======== Supplied records

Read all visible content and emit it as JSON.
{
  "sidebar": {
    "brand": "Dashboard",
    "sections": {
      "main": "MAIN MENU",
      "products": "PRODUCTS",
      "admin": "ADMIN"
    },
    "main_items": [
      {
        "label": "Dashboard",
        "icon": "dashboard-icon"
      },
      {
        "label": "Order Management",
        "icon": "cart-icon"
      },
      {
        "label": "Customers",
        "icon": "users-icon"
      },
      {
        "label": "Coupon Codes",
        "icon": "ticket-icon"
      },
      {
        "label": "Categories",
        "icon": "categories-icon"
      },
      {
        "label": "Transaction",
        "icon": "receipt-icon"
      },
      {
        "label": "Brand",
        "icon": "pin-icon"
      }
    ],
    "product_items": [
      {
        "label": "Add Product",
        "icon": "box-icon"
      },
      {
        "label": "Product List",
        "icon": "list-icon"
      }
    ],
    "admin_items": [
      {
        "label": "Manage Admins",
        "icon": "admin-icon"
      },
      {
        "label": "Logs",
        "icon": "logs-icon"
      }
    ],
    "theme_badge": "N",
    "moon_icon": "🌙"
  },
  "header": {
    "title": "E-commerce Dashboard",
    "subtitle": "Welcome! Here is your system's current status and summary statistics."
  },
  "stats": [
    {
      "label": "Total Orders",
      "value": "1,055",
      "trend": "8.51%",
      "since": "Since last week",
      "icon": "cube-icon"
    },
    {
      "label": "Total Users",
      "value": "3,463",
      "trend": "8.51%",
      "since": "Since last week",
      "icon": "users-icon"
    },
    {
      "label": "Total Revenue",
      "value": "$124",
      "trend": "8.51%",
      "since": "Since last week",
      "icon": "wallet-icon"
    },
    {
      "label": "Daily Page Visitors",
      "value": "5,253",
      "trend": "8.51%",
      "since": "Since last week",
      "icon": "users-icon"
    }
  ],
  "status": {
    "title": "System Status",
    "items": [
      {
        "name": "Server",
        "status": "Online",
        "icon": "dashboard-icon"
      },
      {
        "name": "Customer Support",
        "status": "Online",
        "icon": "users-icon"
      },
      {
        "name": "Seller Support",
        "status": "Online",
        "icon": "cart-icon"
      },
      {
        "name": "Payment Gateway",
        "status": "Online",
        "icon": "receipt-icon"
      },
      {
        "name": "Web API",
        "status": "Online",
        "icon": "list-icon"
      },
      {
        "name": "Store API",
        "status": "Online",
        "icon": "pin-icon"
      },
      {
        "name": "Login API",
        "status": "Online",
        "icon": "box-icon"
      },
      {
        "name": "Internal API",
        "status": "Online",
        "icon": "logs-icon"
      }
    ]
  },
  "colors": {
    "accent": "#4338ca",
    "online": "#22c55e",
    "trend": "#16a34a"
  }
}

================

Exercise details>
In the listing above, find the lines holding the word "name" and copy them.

Written response>
        "name": "Server",
        "name": "Customer Support",
        "name": "Seller Support",
        "name": "Payment Gateway",
        "name": "Web API",
        "name": "Store API",
        "name": "Login API",
        "name": "Internal API",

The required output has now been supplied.